Sunday, August 23, 2009

Gather Information

Gathering information is something we do all the time. Two of the best ways are to copy information directly from official documents, or have people write it down for you. When I am collecting data, I try and get their state issued driver license from the person I am talking to, even if it is not a traffic offense. I then copy down all the information I can get off the license. Even the driver license number can be important if you need to find the person again, people with similar names may be difficult to sort out.

If the person has no documents on them, I have them write down their information for me. Giving false information to a peace officer is a crime in California. If I have a document in the suspects own handwriting that says they have given me a false name and date of birth, that's pretty good evidence of that crime. Sometimes I actually give them a Field Interview Card and have them fill it out. This way they will spell the names correctly it eliminates any misunderstandings. Later I will transfer the information to a fresh card in my handwriting and add the police information.

Once I collect the information that I need, I then go over it a second time with the person there, so that I can make sure it is correct. Misunderstandings do happen and even those who want you to have the correct information will sometimes misunderstand questions or I may hear their response improperly. Gathering accurate information is basic police work; that's what the SGT Says.

8 comments:

Texas Ghostrider said...

You are right on the mark. Having them write down their info is really good in a false name charge.

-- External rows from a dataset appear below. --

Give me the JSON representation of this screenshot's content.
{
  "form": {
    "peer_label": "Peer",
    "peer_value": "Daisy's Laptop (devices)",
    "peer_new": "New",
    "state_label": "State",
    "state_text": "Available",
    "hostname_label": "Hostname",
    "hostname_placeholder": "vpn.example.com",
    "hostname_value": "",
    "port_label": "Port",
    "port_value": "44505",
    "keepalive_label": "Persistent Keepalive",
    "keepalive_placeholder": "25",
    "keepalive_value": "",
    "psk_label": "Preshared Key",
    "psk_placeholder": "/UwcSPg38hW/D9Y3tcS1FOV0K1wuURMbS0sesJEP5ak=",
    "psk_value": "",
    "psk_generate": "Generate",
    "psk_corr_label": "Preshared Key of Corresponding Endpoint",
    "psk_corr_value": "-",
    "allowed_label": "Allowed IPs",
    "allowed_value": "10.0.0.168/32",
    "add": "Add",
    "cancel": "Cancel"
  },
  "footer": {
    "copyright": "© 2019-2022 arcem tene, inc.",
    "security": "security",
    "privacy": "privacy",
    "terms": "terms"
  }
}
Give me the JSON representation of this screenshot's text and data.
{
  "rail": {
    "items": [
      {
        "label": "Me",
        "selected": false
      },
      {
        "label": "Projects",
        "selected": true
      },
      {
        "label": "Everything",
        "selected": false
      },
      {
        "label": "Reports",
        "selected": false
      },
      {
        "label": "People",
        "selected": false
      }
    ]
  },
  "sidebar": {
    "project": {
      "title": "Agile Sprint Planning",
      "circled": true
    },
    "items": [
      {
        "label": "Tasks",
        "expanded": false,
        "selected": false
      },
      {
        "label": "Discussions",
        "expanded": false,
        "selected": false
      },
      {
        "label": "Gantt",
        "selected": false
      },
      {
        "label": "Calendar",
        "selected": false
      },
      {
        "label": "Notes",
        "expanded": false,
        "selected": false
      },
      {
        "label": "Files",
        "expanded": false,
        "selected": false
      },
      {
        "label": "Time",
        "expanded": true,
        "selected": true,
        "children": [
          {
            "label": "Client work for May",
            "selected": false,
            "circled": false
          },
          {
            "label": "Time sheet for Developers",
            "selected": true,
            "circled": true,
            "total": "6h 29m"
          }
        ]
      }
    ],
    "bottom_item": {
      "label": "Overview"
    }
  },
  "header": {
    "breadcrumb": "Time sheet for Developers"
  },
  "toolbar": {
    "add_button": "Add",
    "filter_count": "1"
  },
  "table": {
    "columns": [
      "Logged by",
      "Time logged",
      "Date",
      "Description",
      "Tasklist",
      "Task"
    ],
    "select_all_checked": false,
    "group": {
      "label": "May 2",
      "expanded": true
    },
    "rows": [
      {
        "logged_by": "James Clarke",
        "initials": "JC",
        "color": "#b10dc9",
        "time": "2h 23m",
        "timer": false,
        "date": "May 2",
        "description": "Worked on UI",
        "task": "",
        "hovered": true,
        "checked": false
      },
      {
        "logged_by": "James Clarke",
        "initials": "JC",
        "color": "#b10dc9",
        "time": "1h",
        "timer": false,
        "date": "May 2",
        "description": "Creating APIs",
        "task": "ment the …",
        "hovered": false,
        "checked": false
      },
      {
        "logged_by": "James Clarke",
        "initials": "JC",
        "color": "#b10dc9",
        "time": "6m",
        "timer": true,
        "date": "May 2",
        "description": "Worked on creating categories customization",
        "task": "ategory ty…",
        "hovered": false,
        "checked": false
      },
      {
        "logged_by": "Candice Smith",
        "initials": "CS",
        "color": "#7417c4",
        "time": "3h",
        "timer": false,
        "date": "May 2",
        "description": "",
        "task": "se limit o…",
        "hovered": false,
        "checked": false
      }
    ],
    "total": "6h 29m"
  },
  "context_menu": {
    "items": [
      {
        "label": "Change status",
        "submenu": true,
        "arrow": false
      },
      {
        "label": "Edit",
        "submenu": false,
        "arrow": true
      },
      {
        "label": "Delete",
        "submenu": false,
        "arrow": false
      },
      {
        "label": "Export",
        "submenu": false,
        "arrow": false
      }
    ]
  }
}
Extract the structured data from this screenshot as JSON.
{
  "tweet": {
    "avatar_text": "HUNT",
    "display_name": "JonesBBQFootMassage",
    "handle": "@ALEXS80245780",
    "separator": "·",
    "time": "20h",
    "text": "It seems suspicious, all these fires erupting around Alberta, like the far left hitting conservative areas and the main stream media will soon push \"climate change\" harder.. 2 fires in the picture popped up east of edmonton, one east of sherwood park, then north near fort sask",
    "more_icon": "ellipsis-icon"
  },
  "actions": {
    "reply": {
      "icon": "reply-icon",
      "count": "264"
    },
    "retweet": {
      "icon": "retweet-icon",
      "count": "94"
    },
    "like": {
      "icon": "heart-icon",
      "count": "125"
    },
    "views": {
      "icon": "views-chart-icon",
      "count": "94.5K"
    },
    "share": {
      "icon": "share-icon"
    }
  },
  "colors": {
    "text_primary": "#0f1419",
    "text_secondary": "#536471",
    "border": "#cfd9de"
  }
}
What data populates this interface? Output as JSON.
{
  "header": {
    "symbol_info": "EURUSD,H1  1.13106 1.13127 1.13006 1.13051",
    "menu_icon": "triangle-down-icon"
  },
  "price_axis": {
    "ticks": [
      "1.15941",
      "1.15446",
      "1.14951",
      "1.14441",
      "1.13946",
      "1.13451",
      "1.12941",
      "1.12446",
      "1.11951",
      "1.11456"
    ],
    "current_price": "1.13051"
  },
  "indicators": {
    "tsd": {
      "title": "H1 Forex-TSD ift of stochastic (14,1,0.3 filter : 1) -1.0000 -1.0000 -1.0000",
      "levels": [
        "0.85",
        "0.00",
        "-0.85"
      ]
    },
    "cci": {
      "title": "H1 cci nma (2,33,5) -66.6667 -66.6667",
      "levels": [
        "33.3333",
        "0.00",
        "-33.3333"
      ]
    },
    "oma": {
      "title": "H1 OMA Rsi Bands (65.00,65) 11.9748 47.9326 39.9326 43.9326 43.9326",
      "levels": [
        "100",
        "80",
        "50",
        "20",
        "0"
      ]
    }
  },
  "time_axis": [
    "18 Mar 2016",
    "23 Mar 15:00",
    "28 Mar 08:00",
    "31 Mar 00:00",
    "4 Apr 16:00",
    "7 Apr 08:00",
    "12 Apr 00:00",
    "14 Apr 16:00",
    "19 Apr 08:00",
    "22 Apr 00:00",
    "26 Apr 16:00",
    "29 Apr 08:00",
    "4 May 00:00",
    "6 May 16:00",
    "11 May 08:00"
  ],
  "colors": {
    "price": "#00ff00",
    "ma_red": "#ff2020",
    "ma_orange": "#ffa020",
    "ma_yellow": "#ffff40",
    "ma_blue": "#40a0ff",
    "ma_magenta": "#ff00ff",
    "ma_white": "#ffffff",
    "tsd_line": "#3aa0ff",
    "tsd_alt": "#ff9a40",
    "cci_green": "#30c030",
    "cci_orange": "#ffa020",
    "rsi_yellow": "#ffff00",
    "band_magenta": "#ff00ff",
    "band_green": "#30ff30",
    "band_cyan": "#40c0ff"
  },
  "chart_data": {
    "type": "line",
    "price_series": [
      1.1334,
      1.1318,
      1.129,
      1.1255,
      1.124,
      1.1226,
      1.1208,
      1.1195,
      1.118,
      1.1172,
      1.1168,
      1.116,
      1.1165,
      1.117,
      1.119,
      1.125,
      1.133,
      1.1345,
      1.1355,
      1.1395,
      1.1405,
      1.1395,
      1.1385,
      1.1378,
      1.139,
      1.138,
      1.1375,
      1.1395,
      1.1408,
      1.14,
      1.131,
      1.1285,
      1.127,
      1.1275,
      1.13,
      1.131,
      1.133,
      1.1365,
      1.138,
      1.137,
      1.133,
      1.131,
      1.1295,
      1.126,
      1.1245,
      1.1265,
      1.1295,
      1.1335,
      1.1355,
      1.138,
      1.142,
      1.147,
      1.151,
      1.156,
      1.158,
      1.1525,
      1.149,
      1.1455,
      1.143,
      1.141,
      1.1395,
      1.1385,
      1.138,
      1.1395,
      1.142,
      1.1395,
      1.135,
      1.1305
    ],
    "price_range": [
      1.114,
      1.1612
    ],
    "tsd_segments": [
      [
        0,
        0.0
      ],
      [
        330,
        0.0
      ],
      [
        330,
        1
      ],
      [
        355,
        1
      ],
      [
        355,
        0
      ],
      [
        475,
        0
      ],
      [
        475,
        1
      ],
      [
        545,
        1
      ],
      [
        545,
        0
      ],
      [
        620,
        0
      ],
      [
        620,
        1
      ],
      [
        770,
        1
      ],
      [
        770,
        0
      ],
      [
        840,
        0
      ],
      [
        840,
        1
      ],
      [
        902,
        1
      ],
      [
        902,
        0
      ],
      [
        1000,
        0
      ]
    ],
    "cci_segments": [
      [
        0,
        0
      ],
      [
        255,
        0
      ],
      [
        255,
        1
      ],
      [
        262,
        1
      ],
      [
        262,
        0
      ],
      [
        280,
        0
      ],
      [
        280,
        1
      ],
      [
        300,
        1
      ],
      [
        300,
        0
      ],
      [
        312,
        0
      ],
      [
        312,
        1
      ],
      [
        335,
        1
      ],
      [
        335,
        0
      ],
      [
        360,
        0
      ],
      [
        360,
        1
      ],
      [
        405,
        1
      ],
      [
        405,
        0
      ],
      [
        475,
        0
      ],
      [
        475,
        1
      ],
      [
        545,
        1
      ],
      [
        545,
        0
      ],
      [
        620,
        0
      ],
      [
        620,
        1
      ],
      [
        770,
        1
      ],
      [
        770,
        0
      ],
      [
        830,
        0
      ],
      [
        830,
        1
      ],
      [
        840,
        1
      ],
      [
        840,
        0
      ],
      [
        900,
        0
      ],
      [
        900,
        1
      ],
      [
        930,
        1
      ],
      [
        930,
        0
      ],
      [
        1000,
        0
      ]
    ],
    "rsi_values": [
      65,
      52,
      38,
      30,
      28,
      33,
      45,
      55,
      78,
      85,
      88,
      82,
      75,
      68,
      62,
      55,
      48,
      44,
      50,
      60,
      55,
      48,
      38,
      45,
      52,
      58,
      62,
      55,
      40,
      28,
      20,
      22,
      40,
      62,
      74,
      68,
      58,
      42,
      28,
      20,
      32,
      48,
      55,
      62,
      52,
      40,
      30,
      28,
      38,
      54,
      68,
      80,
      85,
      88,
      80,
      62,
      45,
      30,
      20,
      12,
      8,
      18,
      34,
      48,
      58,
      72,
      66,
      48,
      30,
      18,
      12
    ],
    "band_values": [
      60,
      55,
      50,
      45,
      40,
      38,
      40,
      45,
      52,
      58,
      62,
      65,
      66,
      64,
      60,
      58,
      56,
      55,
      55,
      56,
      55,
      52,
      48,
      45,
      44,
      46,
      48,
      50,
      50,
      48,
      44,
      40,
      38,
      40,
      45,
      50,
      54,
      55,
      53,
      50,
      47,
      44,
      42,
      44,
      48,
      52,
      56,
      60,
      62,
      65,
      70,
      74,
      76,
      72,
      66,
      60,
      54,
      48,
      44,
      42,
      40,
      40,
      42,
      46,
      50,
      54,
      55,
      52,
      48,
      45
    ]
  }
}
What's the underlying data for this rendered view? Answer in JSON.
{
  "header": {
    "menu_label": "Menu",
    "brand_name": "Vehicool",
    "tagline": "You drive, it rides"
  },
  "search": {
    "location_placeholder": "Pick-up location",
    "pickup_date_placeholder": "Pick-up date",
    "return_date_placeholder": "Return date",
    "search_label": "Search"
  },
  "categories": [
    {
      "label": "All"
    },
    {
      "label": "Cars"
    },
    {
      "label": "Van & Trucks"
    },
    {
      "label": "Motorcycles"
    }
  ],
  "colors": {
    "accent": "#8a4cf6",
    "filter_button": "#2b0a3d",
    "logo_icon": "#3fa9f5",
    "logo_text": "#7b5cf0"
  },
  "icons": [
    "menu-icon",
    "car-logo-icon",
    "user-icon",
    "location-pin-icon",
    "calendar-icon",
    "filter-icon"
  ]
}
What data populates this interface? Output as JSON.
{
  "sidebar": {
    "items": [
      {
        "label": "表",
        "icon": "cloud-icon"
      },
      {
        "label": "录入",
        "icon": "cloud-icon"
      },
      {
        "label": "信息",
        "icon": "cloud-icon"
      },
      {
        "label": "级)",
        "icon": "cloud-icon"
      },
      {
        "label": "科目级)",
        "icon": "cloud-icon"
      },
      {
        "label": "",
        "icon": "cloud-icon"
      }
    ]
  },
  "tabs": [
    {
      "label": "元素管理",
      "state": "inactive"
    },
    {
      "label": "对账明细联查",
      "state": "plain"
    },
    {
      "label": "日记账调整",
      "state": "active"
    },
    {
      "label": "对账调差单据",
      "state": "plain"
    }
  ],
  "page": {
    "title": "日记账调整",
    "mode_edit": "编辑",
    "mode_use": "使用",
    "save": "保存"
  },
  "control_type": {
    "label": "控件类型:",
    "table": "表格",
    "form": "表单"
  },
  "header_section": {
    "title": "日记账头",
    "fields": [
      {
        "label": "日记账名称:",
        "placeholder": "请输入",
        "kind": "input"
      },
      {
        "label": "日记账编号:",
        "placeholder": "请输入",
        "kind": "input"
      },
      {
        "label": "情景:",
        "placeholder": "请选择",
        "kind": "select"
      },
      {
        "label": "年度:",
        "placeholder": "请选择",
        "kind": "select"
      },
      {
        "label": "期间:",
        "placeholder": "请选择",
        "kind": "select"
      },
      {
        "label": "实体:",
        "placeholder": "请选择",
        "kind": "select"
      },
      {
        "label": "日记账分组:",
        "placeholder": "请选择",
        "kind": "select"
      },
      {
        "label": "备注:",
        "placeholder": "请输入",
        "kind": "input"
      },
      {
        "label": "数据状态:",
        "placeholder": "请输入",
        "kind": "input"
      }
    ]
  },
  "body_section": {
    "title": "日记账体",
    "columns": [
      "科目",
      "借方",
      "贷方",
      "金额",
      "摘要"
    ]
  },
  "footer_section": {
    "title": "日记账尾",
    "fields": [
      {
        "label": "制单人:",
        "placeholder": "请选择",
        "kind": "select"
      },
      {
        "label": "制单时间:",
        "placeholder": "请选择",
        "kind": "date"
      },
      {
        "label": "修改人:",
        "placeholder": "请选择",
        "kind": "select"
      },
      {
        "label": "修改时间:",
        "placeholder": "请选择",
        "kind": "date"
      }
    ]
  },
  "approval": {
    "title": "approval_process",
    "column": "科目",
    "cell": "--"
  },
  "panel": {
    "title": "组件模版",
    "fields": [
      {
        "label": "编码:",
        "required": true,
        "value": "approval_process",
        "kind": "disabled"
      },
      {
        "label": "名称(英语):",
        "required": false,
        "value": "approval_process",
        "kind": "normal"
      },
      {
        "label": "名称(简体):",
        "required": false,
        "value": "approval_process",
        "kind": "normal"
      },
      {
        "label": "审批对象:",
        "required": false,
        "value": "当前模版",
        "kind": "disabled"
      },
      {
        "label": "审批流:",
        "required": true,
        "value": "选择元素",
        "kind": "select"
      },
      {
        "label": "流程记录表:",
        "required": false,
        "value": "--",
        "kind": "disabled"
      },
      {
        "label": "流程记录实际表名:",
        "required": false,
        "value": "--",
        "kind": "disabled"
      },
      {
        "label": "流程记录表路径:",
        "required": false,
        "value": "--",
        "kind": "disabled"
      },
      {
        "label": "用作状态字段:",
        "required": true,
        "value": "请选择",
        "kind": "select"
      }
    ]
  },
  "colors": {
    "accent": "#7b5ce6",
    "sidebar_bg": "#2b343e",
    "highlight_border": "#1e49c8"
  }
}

Protect_and_Serve said...

Here in Alabama, giving a false name (sayiing it)is a Misd but providing a false ID (showing it)is a Felony.

*Goddess* said...

I have a traffic question that my gf and I argue about all the time.

If you have an arrow for a right turn, can you still make a right turn on red?

I thought as long as there's no sign prohibiting right turn, you can make the turn and she says you have to wait for a green arrow. I got behind a line of folks that waited tonight, so I'm wondering now if she's right.

Bunkermeister said...

In California a green arrow is like a green light. So if you have a red light to go straight and a green arrow to turn right, then you may legally turn right in the right lane. In fact, if you are in the right lane, you must turn right on the green arrow. Otherwise you are blocking traffic, just like somone sitting through a regular green light.

Your state laws may vary.

*Goddess* said...

I was questioning whether or not you can turn right on a RED arrow. Or do I have to wait for the green arrow? I thought a right turn on red was acceptable anywhere unless otherwise stated.

Bunkermeister said...

A red arrow is like a red light. After coming to a full and complete stop you may proceed to turn right if it is safe to do so.

Again, different states may be different.

Messy Girl said...

Last night there was a wreck right outside my house. I went out to see and the police officers told me to go home. I told them I lived on the property, and they asked to see my ID. But since I'm a college student and I move every few months, my ID has an old address. I just moved into this house two weeks ago, and have not updated my license yet. Even though I clearly had the keys to all the gates in the house, they told me they'd give me a ticket just for looking out at the accident from inside my gated yard. I understand they might have been annoyed that I was looking on, but they can't legally do that, can they?

Bunkermeister said...

Not in California, but your local laws may vary. Interference with an officer in the performance of his duties is a crime, but usually it has to do with more active participation than just watching.